How to Be Led By vs Lead By: A Definitive Guide
The terms “led by” and “lead by” are often used interchangeably, but there is a subtle difference in their meaning. When you are “led by” someone, you are following their lead. This generally means that you are doing what they tell you to do, or following their example. On the other hand, when you “lead by” someone, you are in charge and they are following you.
The term “lead by” is most commonly used in the context of business or politics, when one person is in charge of a group of people. For example, a company’s CEO would be considered the person who leads the company. In politics, the leader of a country would be considered the person who leads the country.
The term “led by” is most commonly used in the context of religion or spirituality, when one person is considered to be the leader of a group of people. For example, the Pope would be considered the person who is led by the Catholic Church. In Buddhism, the Dalai Lama would be considered the person who is led by Buddhists.
Led By Or Lead By
Examining the differences between the two phrases
Led by and lead by are two phrases that are often used interchangeably, but there are subtle differences in their meanings.
At its most basic, led by means that someone is taking the role of a leader, guiding a group or team in a certain direction. On the other hand, lead by suggests that someone is taking the initiative and leading the way, showing others an example of how to act and behave.

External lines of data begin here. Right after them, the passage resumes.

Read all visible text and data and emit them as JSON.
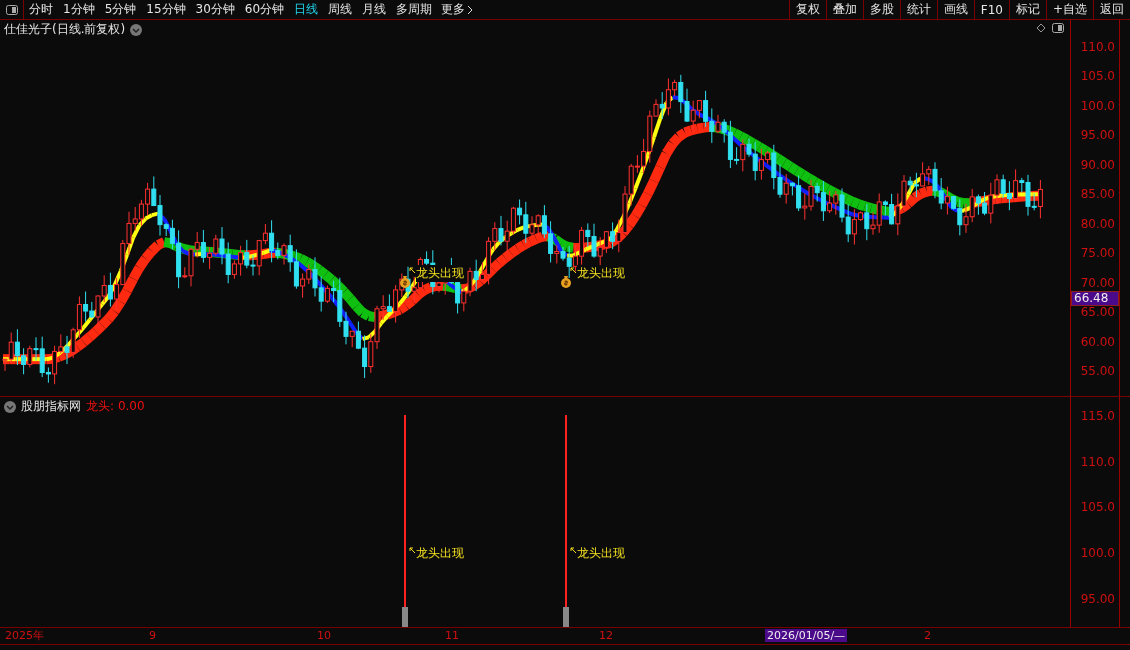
{
  "toolbar": {
    "periods": [
      {
        "label": "分时",
        "selected": false
      },
      {
        "label": "1分钟",
        "selected": false
      },
      {
        "label": "5分钟",
        "selected": false
      },
      {
        "label": "15分钟",
        "selected": false
      },
      {
        "label": "30分钟",
        "selected": false
      },
      {
        "label": "60分钟",
        "selected": false
      },
      {
        "label": "日线",
        "selected": true
      },
      {
        "label": "周线",
        "selected": false
      },
      {
        "label": "月线",
        "selected": false
      },
      {
        "label": "多周期",
        "selected": false
      }
    ],
    "more": "更多",
    "actions": [
      "复权",
      "叠加",
      "多股",
      "统计",
      "画线",
      "F10",
      "标记",
      "+自选",
      "返回"
    ]
  },
  "price_panel": {
    "title": "仕佳光子(日线.前复权)",
    "y_ticks": [
      "110.0",
      "105.0",
      "100.0",
      "95.00",
      "90.00",
      "85.00",
      "80.00",
      "75.00",
      "70.00",
      "65.00",
      "60.00",
      "55.00"
    ],
    "current_price": "66.48",
    "signals": [
      "龙头出现",
      "龙头出现"
    ]
  },
  "indicator_panel": {
    "name": "股朋指标网",
    "series_label": "龙头:",
    "series_value": "0.00",
    "y_ticks": [
      "115.0",
      "110.0",
      "105.0",
      "100.0",
      "95.00"
    ],
    "signals": [
      "龙头出现",
      "龙头出现"
    ]
  },
  "time_axis": {
    "labels": [
      {
        "label": "2025年",
        "selected": false
      },
      {
        "label": "9",
        "selected": false
      },
      {
        "label": "10",
        "selected": false
      },
      {
        "label": "11",
        "selected": false
      },
      {
        "label": "12",
        "selected": false
      },
      {
        "label": "2026/01/05/—",
        "selected": true
      },
      {
        "label": "2",
        "selected": false
      }
    ]
  }
}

For example, a leader may be led by their core values, or lead by example through their actions. When a group of people is led by a single individual, they are often guided to a certain destination. On the other hand, when a group is lead by a single individual, they are often inspired to reach a certain destination due to the example set by the leader.
It is important to note that the two phrases can be used interchangeably in some circumstances. For example, a manager may lead their team by setting expectations and providing guidance, or the team may be led by the manager’s example.
However, when it comes to using the two phrases correctly, it is important to understand the subtle differences in their meanings. Led by implies being guided and directed, while lead by suggests taking the initiative and setting an example. Understanding the difference between these two phrases can help ensure that you are using the correct phrase in the appropriate context.
Exploring the implications of being "led by" or "lead by"
The concept of being ‘led by’ or ‘lead by’ is a complex and often misunderstood one, but it is an important one to explore when considering the implications of leadership. It is easy to assume that a leader is one who is always in charge and guiding their team or organization, but this is not necessarily always the case. The idea of being ‘led by’ and ‘lead by’ is more nuanced than that, and exploring the implications of each can help to develop better leaders.
When someone is ‘led by’, it implies that they are not in charge and are instead following the lead of someone else. This could be a mentor, a supervisor, or someone more experienced in a particular area. Being ‘led by’ can be beneficial in many ways, as it allows an individual to learn from someone else’s experience and expertise. It can also provide a sense of security and stability, as the individual is not solely responsible for decision-making.
On the other hand, being ‘lead by’ implies that the individual is in charge and is responsible for decision-making. This type of leadership can be beneficial in many ways, as it allows an individual to take ownership of their decisions, as well as develop their own ideas and strategies. Being ‘lead by’ can also help to instil a sense of accountability and responsibility in the individual, as they know that their decisions will have an impact on the team or organization.
The implications of being ‘led by’ or ‘lead by’ are far-reaching and must be considered when developing leaders. It is important to recognize the value of both types of leadership, as each has its own advantages and disadvantages. It is also important to understand that it is not always necessary or beneficial to be in charge; sometimes it is more beneficial to be ‘led by’ and learn from someone else. Ultimately, being a successful leader requires understanding the implications of being ‘led by’ or ‘lead by’ and developing the skills to utilize both types of leadership effectively.
The choice of whether to use "led by" or "lead by" depends on the context in which the word is being used. If you are referring to someone who is in charge of a group or organization, then you would use "lead by." If you are referring to someone who is being followed by others, then you would use "led by."